  30. 30. NEUROLOGY pneumonia, and gram negative rods, such as Bacteroides fragilis. Penetration of the skin and dura following post traumatic spinal fluid leak or neurosurgical procedures predisposes a patient to S. pneumoniae, Staphylococcus aureus, and gram negative meningitis. A patient with subacute bacterial endocarditis may develop Staphylococcus epidermitis meningitis. Bacterial meningitis in a patient with an underlying medical condition will have a more profound effect on central nervous system function, often resulting in a decreased level of consciousness. Septicemia, overwhelming fever, and deteriorating vital signs are common manifestations of the big three bacterial meningitis organisms: S. pneumonia, H. influenza, N. meningitidis. Rash and petechiae are common in N. meningitidis but may also present in S. aureus, Hemophilus influenza, Streptococcus pneumoniae, or viral meningitis (Coxsackie Echo 9). Signs of meningeal irritation, such as nuchal rigidity, fever, photophobia, headache, and pain on eye movement, may not be present in a infant or child, or in an immunocompromised or elderly individual. An early diagnosis is crucial and the diagnostic procedure of choice is lumbar puncture and spinal fluid analysis. It is important not to delay antibiotic therapy while waiting for a lumbar puncture or other diagnostic studies to be performed. Cerebrospinal fluid findings in bacterial meningitis include • Elevated white blood cell (WBC) count, particularly > 1000 WBCs/ cubic mm and > 50% polymorphonuclear neutrophils (PMNs) • Elevated spinal fluid protein > 50mg% • Glucose level < 2/3 of simultaneously obtained serum glucose level Early identification of the responsible organism will aid in the appropriate selection of antibiotics. Bacterial culture and sensitivity assay is essential for guiding antibiotic therapy. The CSF gram stain may provide an immediate clue to the etiology while the culture and sensitivities are pending. Counterimmune electrophoresis (CIE) provides early identification of the common bacterial pathogens (H. flu, N. meningitidis, and S. pneumococcus) within hours. Serum, urine, and spinal fluid CIE levels should be obtained. Failure to grow or isolate an organism may be due to prior antibiotic use (often as self treatment for a presumed cold), meningitis due to a nonbacterial infection (fungal, viral, protozoal, Rickettsial), an unsuspected bacterial infection (Lyme disease, tuberculosis, or syphilis), or, lastly, a parameningeal infection (subdural empyema or brain abscess). Every effort should be made to diagnose these conditions, particularly if the patient deteriorates or fails to improve after the administration of broad spectrum antibiotics.
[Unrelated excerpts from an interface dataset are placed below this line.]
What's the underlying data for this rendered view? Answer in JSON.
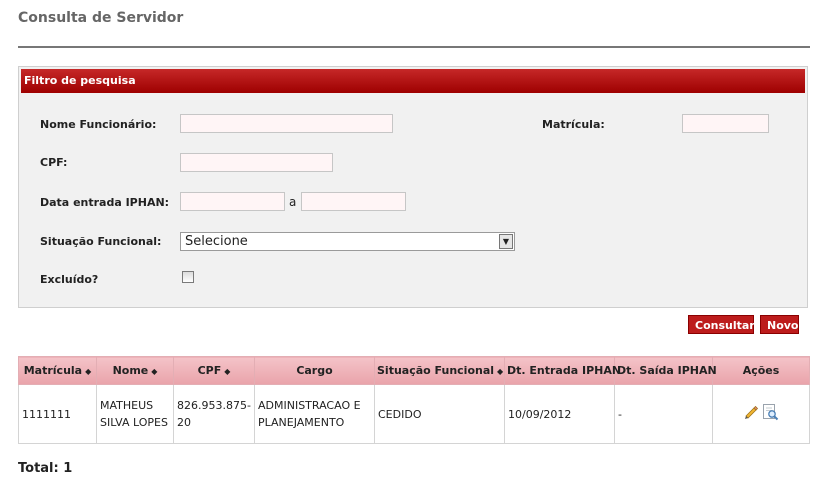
{
  "page": {
    "title": "Consulta de Servidor"
  },
  "filter": {
    "header": "Filtro de pesquisa",
    "nome_label": "Nome Funcionário:",
    "nome_value": "",
    "matricula_label": "Matrícula:",
    "matricula_value": "",
    "cpf_label": "CPF:",
    "cpf_value": "",
    "data_label": "Data entrada IPHAN:",
    "data_from": "",
    "data_sep": "a",
    "data_to": "",
    "situacao_label": "Situação Funcional:",
    "situacao_selected": "Selecione",
    "excluido_label": "Excluído?",
    "excluido_checked": false
  },
  "buttons": {
    "consultar": "Consultar",
    "novo": "Novo"
  },
  "table": {
    "sort_glyph": "◆",
    "columns": {
      "matricula": "Matrícula",
      "nome": "Nome",
      "cpf": "CPF",
      "cargo": "Cargo",
      "situacao": "Situação Funcional",
      "dt_entrada": "Dt. Entrada IPHAN",
      "dt_saida": "Dt. Saída IPHAN",
      "acoes": "Ações"
    },
    "rows": [
      {
        "matricula": "1111111",
        "nome": "MATHEUS SILVA LOPES",
        "cpf": "826.953.875-20",
        "cargo": "ADMINISTRACAO E PLANEJAMENTO",
        "situacao": "CEDIDO",
        "dt_entrada": "10/09/2012",
        "dt_saida": "-",
        "actions": [
          "edit-icon",
          "view-icon"
        ]
      }
    ]
  },
  "footer": {
    "total": "Total: 1"
  },
  "colors": {
    "header_red": "#b00000",
    "button_red": "#bd1c1c",
    "table_header_pink": "#efb4ba"
  }
}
If a bacterial meningeal infection is suspected, it is crucial that antibiotic administration not be delayed while diagnostic tests are performed. In severe life threatening sepsis and meningitis with cerebral edema, the patient may need intubation, intracranial pressure monitoring, and treatment of intracranial hypertension. Hyperthermia should be aggressively treated. Treatment of Bacterial Meningitis. Community acquired bacterial meningitis in a previously healthy adult will usually respond to penicillin. With the extensive use of antibiotics, bacteria have become increasingly resistant to commonly administered antibiotics. Penicillin resistance in S. pneumonia and Neisseria is SEABEE OPERATIONAL MEDICAL & DENTAL GUIDE